WPAHS wanted to remain independent, that was no longer an option, financially, he said. Had the deal with Highmark not materialized, WPAHS was preparing a budget that would have included the autumn closure of West Penn Hospital.
While the short-term goal of this partnership is to preserve a "fragile" Pittsburgh hospital system, the long term goal, said Highmark CEO and President Kenneth Melani, is the creation of a new model of health care, one that is outcomes based, with an integrated delivery and financing system.
"Health care services are becoming less affordable," he said. "It's important to have choice. It's important to have a second system."
He also said that while the Highmark-WPAHS partnership is the primary product of this deal, the two institutions will also work to strengthen relationships with other regional hospitals and physicians' practices.
Also announced today, Christopher Olivia, president and CEO of West Penn Allegheny Health System, will step down from that position, effective immediately. He will take on a consulting position at Highmark, he said at the press conference this morning.
With Dr. Olivia's departure, Dianne Dismukes has been named interim president and CEO. Ms. Dismukes last month was named executive vice president for hospital operations at WPAHS, replacing Dawn Gideon.
Following the signing of a tentative "term sheet," Highmark "is immediately providing a $50 million grant to the WPAHS" to strengthen its West Penn and Forbes Regional hospitals "while assuring the continued delivery of quality medical services by the entire system."
Highmark is making "a total financial commitment of up to $475 million over four years, including $75 million to fund scholarships for students attending medical schools affiliated with WPAHS, and to support other health professional education programs," according to the morning's press release.
Earlier this month, Dr. Olivia announced that WPAHS would open a regional campus of Temple University's School of Medicine.
Throughout the morning, Highmark and West Penn officials took some verbal jabs at UPMC, noting more than once, for example, that WPAHS is the only local hospital system currently offering live transplants, as a result of having UPMC suspended those operations last month after a patient received a kidney from a donor with hepatitis C.

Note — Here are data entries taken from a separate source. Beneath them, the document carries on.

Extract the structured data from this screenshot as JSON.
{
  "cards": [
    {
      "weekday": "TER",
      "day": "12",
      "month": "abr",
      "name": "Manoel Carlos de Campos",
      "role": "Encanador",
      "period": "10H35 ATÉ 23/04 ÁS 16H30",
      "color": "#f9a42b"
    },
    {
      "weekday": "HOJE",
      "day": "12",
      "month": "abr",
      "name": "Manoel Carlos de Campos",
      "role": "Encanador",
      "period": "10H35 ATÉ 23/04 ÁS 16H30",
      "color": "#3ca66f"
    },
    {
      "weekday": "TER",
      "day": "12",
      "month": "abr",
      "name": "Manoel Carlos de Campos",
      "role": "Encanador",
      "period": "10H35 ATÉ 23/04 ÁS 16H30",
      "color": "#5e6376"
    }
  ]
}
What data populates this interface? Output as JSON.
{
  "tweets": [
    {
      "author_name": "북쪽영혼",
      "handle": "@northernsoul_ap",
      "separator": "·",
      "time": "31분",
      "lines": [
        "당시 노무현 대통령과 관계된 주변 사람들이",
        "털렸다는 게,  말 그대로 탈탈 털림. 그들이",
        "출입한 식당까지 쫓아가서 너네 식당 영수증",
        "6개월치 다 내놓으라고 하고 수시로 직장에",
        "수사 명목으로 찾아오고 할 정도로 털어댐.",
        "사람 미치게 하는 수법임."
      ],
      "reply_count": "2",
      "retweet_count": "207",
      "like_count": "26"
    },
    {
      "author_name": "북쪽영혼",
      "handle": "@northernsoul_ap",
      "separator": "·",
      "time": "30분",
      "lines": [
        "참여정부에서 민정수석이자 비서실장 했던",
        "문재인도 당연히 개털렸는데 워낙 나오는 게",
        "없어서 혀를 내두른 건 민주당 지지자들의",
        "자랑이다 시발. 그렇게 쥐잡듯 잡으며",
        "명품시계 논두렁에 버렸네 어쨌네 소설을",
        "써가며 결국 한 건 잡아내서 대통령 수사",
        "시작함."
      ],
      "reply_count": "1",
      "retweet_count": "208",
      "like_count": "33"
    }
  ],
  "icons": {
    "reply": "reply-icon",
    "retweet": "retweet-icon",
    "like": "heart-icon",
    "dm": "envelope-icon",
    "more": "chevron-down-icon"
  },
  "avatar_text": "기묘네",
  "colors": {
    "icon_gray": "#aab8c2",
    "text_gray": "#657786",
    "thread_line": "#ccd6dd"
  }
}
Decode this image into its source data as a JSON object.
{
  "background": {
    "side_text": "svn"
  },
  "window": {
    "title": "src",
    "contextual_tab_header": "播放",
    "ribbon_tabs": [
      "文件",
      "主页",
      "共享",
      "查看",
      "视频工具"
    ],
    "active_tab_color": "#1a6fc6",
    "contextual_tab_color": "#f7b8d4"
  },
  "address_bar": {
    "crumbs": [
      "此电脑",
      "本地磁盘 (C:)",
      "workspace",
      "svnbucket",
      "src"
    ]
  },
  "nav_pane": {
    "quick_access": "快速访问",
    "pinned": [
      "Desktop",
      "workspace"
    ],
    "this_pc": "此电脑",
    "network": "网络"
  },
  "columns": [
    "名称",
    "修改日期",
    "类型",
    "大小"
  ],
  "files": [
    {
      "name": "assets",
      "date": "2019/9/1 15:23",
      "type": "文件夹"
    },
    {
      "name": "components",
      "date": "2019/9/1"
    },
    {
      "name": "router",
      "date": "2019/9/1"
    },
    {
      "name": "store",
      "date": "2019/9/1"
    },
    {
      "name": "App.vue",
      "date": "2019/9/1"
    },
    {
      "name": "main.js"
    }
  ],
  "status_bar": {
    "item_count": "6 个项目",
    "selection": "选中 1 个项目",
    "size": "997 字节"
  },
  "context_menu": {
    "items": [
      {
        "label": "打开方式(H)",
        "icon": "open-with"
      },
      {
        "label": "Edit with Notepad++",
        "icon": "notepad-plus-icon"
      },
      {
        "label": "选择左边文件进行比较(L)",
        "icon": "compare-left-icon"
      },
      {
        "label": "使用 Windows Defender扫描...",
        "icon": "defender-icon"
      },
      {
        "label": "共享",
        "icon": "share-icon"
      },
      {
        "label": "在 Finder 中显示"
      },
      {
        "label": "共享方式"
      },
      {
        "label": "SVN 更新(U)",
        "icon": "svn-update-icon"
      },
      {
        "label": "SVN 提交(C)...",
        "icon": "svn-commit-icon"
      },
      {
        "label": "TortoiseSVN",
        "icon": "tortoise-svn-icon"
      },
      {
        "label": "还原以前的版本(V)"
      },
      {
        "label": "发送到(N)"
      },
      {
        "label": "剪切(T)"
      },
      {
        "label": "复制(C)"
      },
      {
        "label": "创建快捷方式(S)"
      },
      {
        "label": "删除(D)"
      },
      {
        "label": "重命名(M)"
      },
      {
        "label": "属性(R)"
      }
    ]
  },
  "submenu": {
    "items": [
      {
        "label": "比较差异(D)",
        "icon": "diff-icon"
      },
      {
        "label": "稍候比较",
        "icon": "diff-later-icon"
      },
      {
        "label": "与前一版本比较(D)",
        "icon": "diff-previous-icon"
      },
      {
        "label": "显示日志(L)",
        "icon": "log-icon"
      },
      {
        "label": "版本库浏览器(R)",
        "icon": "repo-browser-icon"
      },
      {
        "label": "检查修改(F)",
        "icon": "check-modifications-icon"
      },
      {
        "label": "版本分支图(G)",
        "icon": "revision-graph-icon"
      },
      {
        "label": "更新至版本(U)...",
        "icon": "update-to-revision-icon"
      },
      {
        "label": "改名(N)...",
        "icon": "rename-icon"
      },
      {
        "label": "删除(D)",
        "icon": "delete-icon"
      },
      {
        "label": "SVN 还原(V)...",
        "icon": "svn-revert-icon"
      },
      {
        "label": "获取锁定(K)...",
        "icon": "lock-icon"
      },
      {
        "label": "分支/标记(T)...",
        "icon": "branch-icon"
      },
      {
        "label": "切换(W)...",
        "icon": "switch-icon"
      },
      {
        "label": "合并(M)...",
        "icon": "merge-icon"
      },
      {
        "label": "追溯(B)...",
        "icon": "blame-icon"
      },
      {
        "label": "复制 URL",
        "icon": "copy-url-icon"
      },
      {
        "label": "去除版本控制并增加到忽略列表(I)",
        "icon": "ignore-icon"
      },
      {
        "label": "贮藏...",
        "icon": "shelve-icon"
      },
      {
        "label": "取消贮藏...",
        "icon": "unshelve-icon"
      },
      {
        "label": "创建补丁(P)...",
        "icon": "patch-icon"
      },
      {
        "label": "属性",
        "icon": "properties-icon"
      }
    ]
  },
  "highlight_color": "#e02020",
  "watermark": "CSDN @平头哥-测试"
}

Officials from Highmark and WPAHS organizations (which are both non-profits) also tried to draw a distinction between WPAHS and UPMC, saying UPMC is not behaving like a not-for-profit community asset in the way that it tries to "maximize revenue" and put WPAHS out of business.
Highmark and UPMC relations have frayed in recent months as negotiations over a new reimbursement contract are at an impasse, with Highmark claiming that UPMC wants too much money, and UPMC saying that it cannot, and will not, sign a deal with an insurer that is now partner with a UPMC competitor.
The partnership's framework will be fleshed out over the coming two months, and the organizations hope it will be approved within six months. Some aspects of the deal may need state approval.
"Ultimately, we expect the Department will be one of the regulators that has a role in reviewing and approving the proposed arrangement between Highmark and West Penn," said Pennsylvania Insurance Department Commissioner Michael F. Consedine in a statement.
"However, no formal agreement has yet been signed and no filing has been submitted to the Department for its review."
Cathy Stoddart, staff nurse at Allegheny General Hospital and an SEIU member and union leader representing the system's 2,000-plus nurses, said the deal may prove beneficial for staff.
"I'm actually pretty excited," she said. "To have our system have money is something that hasn't happened in 11 years."
First Published June 28, 2011 10:11 am